Additional depth comes from the lack of a traditional level-up system. Users instead learn skills and increase attributes by equipping different titles, which are unlocked by playing through the story, performing tasks or by reaching milestones. Each title has five skills attached, which are learned by defeating enemies and earning skill points. Once a skill is learned, it remains with the character regardless of whether the title is equipped or not.
Juggling titles is oddly enjoyable and switching between them soon becomes an obsession. Certain situations call for very specific skills and defences, so you'll find yourself searching for a title and skill set to suit the predicament. Some players will prefer fast-track learning, unlocking one or two skills from each title before moving on, something that will give characters a wider set of moves and attributes. The alternative is to spend more time learning the more powerful skills from each title, but leaving yourself vulnerable in certain situations.
Teammate behaviour and titles are also fully customisable. Players have access to a pretty deep command list, so even when not under your control, teammates offer full offensive or defensive support. If the support isn't quite right, however, users can easily switch between characters, accessing their individual skills. The ability to combine and create hundreds of items and weapons - even being able to set when they are used - adds further depth, making Tales of Graces f one of the deepest RPGs we've played in years.

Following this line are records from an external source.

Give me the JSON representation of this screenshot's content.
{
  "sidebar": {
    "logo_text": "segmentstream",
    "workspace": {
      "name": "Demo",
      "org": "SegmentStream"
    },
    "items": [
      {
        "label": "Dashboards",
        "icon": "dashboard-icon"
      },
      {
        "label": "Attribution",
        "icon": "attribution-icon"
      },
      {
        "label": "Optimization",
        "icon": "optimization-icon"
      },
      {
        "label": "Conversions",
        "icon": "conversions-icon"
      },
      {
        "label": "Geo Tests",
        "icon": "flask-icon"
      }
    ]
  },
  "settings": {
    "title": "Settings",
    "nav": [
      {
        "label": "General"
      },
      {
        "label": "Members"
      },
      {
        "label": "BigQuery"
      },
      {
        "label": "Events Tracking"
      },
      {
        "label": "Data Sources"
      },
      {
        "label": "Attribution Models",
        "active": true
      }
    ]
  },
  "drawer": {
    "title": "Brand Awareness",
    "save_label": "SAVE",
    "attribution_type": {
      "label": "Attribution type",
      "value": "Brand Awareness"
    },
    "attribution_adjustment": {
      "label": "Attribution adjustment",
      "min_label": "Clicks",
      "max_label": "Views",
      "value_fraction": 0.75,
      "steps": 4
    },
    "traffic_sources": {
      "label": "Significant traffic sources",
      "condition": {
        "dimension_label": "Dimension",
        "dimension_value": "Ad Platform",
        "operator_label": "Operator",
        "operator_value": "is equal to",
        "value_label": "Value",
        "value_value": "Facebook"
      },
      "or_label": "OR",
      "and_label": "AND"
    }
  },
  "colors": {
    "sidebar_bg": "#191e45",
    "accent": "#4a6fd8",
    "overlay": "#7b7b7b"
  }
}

The game also lacks balance, which makes boss battles particularly frustrating. Most foes pose very little threat and can be dealt with in a matter of seconds. Bosses, on the other hand, are much more difficult, often requiring multiple attempts to best. In most RPGs, players can gauge the potential difficulty of a boss by the challenge presented in the preceding dungeon. This isn't possible in Tales of Graces, so you're never sure how much grinding is completely necessary.
It's unlikely that Tales of Graces f will win over JRPG sceptics, which is a shame because despite adopting many of the genre's conventions, it still manages to excel. While we would have liked a more detailed world and would have appreciated a milder learning curve, the game's battle system, storyline and cast of characters more than make up for any shortcomings. Tales of Graces f is a tale worth telling and a game well worth playing.
Copyright: Namco Bandai